Los Vascos is one of Chile's oldest wineries, and the (Lafite) Rothschild's of Bordeaux fame have been investing in the facility since 1988. They've modernized nearly every aspect of the winery from the equipment to the vines and even the bodega on the property. According to the website, accessible here, Los Vascos makes eight different wines, ranging from their high end "Le Dix" red blend to a rose. Interestingly enough, I couldn't find the Los Vascos Reserve Cabernet on the website, just a Grand Reserve and a regular cabernet bottling.
Dark purple color, paling slightly towards the outer edges. Very much what New World cabernet looks like. This shade of purple tells me the wine is young and probably full flavored. Usually, I mean.
Earthy, herbal nose with some green notes too. Not quite the dreaded green bell pepper that a lot of people find in Chilean red wines though. This is something else, like a partially dried bundle of herbs. Sweet blackberries lurking in the background as well as black cherry and a vanilla cassis scent also present. A slight touch of heat but it's nearly unnoticeable. While the description may sound interesting, I have to say that the bouquet was muted and seemed to lack a lively quality that I've had in other Chilean wine.
Nice spices on the front palate mixing well with some firm but generous tannins. Again the earthy components show strongest for me, the herbs also playing a part. Dark chocolate seems to hide any fruit, only occasionally did I get a taste of blackberry. Interesting chalky flavor too and not much oak for me. I like the finish, it has a nicely tapering effect. Although there's some heat, the balance is reasonable considering the 14.0% abv.
Prices for the 2008 Los Vascos Reserve Cabernet Sauvignon range all across the map from about $20 to a listing of $10 on one website.
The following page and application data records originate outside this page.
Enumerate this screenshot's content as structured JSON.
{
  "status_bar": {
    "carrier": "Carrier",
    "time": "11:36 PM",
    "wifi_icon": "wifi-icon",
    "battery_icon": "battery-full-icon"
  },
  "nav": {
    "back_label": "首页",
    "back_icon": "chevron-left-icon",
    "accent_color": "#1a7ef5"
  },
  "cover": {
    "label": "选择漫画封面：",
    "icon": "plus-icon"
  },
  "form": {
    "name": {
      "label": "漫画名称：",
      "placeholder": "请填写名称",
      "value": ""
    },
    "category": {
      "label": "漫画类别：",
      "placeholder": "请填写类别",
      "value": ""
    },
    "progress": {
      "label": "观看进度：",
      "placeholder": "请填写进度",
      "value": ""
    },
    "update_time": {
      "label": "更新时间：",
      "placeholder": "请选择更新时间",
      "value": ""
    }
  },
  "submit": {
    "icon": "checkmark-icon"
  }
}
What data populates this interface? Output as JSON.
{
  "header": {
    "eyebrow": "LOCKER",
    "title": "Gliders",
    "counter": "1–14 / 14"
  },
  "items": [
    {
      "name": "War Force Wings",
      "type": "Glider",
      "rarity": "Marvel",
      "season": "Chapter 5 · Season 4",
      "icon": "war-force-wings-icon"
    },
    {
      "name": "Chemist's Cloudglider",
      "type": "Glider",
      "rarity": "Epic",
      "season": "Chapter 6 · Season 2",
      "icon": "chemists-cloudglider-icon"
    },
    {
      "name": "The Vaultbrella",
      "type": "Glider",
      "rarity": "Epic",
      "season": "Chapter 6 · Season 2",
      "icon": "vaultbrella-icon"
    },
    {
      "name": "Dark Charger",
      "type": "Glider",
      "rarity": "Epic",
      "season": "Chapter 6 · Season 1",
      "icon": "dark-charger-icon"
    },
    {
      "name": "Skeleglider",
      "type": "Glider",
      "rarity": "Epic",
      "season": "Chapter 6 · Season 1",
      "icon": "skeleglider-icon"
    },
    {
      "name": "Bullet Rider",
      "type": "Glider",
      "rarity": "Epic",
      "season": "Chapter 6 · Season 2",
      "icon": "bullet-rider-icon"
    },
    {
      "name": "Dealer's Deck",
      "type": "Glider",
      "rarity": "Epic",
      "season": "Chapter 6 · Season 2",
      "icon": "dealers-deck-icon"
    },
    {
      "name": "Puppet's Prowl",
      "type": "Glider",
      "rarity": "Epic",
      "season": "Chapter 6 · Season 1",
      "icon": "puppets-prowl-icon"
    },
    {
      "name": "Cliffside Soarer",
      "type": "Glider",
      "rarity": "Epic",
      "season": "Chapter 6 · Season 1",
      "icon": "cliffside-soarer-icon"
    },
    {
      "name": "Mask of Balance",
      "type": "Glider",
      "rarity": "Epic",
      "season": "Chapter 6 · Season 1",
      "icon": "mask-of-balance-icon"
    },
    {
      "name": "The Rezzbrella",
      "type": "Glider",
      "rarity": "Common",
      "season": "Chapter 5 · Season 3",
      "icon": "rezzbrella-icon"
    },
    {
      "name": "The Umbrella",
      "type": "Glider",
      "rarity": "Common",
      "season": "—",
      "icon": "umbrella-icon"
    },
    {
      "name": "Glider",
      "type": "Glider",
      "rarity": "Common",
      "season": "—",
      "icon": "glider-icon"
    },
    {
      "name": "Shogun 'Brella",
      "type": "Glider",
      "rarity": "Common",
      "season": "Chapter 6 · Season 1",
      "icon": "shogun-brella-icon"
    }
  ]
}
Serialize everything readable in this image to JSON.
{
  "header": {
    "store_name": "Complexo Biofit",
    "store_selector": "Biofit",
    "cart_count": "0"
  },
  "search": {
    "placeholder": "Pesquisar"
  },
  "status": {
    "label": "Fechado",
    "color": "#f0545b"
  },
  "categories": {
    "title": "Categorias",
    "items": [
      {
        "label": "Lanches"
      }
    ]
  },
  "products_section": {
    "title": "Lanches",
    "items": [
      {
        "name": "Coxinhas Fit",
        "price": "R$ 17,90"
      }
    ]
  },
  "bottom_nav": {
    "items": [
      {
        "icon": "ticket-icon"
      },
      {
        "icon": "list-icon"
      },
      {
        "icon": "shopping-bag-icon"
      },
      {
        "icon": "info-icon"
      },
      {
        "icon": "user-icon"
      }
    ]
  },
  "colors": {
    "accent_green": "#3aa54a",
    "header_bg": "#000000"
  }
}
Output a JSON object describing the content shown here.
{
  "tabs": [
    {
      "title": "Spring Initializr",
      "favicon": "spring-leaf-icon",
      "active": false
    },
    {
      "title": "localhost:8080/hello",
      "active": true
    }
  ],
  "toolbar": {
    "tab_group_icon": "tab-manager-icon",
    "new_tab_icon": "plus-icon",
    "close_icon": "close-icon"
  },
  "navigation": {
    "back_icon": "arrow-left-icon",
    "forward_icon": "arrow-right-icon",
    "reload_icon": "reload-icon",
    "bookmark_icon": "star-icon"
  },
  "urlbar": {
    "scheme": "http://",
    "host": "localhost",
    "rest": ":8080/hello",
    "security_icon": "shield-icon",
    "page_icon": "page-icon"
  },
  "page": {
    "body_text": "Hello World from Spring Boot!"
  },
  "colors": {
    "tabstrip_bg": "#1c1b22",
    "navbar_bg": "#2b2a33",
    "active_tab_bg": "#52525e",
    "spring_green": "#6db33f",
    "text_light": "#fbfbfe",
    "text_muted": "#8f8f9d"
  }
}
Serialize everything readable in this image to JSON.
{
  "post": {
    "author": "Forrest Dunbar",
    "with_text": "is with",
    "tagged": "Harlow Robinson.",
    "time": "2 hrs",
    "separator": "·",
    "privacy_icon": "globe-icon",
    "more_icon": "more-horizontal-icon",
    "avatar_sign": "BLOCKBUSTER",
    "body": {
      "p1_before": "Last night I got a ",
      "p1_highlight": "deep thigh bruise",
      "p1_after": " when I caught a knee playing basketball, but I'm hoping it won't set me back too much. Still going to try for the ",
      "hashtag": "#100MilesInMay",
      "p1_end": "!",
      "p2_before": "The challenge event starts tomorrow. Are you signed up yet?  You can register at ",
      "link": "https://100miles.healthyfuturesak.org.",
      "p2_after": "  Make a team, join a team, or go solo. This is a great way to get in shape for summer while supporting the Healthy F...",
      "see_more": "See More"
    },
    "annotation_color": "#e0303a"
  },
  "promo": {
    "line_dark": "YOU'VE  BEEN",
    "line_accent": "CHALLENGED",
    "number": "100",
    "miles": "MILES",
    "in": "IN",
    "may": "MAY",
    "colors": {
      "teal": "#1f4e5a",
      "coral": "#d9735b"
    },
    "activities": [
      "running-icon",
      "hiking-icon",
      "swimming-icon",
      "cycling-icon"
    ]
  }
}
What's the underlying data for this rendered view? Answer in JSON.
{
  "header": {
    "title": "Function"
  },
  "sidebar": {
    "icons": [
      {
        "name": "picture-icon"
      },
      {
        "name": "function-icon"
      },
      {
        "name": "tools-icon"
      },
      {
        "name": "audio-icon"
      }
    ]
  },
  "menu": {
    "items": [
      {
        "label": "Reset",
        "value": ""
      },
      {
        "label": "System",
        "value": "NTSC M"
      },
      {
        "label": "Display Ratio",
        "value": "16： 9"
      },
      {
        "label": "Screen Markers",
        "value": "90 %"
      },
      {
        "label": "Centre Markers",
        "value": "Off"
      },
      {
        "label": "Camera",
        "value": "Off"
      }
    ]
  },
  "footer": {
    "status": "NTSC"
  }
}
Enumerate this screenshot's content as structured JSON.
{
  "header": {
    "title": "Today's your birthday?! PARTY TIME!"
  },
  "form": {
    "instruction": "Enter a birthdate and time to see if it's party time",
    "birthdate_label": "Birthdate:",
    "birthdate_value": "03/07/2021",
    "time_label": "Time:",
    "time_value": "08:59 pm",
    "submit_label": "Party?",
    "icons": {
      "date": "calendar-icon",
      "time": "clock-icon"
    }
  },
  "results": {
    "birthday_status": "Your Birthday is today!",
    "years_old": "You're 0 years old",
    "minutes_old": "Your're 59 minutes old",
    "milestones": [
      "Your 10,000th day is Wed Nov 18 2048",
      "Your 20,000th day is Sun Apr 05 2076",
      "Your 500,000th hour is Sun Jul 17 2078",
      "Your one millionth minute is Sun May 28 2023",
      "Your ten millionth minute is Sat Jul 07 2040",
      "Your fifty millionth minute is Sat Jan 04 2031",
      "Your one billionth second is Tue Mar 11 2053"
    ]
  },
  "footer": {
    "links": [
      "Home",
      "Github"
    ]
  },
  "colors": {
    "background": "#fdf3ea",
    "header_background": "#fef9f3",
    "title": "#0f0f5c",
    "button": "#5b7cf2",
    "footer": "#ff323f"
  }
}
It's imported by Pasternak, a very reputable company that brings in a lot of outstanding wines from all over the world. If only they'd send me samples to share with you!
I can't help but feel like this wine was rushed to market though, it feels unfinished and a bit disjointed. Perhaps another two or three years in bottle (impractical at the winery at this price point) would help tame the rough edges a bit. Still, the wine is on the market right now and therefore gets a C+ and a PASS recommendation. I feel like there are better options between $10 and $20 from Chile right now. My wine-friend Keith over at BrainWines tasted the 2006 and 2007, each of which he rated very favorably. If you see those, perhaps give them a try and avoid the 2008 for another two years.
This wine was a media sample.